## [Activity]
Each line of the data below that includes the string "JSON" must be copied.

Items from a data source
"""

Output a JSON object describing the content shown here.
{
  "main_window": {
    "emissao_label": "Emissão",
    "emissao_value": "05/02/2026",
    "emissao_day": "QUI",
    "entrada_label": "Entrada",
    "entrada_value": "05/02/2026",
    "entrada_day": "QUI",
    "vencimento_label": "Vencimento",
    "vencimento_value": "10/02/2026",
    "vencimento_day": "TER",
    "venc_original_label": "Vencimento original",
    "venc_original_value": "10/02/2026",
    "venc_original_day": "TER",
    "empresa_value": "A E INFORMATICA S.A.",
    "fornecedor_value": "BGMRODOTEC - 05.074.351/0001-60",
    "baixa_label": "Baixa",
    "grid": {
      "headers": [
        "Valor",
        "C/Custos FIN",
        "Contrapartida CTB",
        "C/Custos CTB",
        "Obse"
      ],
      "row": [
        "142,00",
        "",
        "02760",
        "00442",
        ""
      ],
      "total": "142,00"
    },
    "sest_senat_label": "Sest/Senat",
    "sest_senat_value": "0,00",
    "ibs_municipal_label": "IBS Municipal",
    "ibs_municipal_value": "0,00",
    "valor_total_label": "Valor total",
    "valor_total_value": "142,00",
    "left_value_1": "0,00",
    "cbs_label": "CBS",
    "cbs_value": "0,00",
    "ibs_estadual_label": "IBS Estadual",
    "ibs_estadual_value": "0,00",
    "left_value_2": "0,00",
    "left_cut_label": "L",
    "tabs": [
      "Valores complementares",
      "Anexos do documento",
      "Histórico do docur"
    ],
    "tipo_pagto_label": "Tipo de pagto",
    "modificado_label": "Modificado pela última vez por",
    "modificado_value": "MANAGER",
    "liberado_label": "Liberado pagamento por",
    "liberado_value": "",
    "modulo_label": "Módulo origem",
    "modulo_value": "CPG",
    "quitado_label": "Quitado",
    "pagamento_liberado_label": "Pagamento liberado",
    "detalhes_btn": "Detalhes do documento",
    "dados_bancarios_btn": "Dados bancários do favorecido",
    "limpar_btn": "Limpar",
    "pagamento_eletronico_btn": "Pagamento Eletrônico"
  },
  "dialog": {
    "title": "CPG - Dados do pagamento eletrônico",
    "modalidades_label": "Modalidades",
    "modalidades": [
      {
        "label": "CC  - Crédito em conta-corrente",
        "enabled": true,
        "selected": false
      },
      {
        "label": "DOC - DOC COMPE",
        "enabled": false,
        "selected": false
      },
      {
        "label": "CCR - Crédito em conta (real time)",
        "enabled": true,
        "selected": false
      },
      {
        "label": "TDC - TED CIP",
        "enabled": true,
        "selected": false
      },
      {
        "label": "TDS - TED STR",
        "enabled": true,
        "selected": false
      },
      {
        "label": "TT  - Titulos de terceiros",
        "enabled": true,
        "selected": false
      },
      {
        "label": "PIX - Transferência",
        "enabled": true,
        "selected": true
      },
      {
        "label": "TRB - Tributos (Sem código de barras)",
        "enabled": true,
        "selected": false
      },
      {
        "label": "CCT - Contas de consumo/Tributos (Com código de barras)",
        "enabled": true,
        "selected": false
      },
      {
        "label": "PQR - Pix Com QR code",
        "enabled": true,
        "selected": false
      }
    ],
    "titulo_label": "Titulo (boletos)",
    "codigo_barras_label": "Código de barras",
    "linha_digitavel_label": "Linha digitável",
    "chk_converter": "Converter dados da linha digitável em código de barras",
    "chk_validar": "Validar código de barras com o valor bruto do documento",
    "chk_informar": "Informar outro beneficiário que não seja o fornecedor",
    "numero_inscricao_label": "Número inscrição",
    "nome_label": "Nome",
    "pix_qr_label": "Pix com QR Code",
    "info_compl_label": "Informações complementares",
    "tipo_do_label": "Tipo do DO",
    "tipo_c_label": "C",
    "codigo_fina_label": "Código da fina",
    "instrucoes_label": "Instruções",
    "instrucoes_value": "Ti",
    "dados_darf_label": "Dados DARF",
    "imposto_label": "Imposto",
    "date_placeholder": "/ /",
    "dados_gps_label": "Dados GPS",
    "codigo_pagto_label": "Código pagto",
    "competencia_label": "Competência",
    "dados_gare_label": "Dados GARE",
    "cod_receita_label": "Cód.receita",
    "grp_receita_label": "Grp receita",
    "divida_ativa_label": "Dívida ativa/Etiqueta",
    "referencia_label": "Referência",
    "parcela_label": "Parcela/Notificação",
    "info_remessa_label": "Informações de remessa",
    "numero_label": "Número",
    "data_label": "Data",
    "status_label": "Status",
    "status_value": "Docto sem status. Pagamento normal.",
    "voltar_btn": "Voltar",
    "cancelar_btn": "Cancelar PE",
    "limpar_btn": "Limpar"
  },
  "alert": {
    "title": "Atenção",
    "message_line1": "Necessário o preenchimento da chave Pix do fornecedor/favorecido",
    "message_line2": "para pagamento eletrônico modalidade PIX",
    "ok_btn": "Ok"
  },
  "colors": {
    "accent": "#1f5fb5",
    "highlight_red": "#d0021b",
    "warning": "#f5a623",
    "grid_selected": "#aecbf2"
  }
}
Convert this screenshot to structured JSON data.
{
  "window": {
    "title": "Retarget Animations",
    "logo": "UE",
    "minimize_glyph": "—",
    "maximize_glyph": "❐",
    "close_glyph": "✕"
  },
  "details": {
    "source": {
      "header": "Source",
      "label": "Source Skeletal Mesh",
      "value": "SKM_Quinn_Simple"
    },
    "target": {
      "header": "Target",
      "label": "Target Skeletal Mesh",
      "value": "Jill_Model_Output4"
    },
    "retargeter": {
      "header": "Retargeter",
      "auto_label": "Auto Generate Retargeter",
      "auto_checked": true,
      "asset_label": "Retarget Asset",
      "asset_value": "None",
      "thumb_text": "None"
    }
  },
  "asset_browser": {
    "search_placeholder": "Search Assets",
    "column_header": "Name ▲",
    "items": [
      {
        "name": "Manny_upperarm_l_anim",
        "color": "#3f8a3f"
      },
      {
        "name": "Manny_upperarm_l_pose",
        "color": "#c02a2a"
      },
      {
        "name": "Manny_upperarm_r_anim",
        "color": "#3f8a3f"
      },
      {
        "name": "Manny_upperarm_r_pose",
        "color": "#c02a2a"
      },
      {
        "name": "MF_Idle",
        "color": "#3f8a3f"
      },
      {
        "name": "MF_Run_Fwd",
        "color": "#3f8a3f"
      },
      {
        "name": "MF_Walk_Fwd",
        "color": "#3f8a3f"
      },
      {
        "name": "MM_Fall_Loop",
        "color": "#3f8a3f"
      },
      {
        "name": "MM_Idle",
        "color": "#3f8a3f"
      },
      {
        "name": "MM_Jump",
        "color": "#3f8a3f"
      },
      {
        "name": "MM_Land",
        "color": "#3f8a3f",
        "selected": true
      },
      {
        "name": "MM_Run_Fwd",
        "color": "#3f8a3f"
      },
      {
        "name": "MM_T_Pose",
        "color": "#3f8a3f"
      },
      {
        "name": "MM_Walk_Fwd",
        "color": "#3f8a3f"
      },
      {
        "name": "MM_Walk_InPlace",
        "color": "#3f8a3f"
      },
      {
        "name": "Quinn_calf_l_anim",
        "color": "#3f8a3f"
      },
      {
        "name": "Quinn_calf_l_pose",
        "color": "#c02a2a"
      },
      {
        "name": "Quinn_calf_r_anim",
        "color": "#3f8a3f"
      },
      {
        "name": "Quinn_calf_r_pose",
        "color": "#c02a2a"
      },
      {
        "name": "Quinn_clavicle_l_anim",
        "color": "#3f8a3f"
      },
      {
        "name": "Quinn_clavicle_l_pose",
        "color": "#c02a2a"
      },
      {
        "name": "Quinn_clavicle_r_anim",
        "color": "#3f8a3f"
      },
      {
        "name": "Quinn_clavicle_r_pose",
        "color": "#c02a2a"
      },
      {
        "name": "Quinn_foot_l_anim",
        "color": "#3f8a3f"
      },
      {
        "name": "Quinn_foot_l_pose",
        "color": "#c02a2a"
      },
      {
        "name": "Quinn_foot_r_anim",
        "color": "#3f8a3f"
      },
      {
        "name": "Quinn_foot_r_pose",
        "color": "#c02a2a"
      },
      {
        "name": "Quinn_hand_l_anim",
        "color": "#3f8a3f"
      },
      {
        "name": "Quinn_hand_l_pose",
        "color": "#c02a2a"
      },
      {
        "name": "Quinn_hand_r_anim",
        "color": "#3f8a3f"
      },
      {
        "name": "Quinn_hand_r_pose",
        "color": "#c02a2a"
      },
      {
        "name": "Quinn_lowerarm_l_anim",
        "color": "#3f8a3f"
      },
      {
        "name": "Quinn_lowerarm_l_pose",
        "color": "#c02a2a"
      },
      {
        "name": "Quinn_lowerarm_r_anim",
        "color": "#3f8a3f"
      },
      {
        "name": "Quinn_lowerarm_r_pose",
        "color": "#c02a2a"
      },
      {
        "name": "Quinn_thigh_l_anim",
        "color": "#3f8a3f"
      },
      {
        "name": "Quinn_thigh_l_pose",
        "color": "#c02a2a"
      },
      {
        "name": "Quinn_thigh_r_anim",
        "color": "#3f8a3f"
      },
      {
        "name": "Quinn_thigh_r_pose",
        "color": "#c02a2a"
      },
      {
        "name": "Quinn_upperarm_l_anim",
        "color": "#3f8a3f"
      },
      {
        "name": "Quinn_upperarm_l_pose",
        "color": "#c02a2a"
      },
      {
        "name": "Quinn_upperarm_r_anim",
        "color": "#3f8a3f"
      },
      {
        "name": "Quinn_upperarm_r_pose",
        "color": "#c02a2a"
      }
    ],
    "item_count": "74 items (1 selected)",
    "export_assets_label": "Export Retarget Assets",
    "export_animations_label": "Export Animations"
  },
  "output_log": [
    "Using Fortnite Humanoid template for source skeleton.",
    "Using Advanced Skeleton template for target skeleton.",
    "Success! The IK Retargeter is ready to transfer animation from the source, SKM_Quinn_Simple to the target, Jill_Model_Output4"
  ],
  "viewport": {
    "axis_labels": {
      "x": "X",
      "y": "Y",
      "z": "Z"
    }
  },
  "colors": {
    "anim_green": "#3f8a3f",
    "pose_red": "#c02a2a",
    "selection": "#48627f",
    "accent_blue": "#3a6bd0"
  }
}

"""

## [Result of the task]
Output a JSON object describing the content shown here.
Convert this screenshot to structured JSON data.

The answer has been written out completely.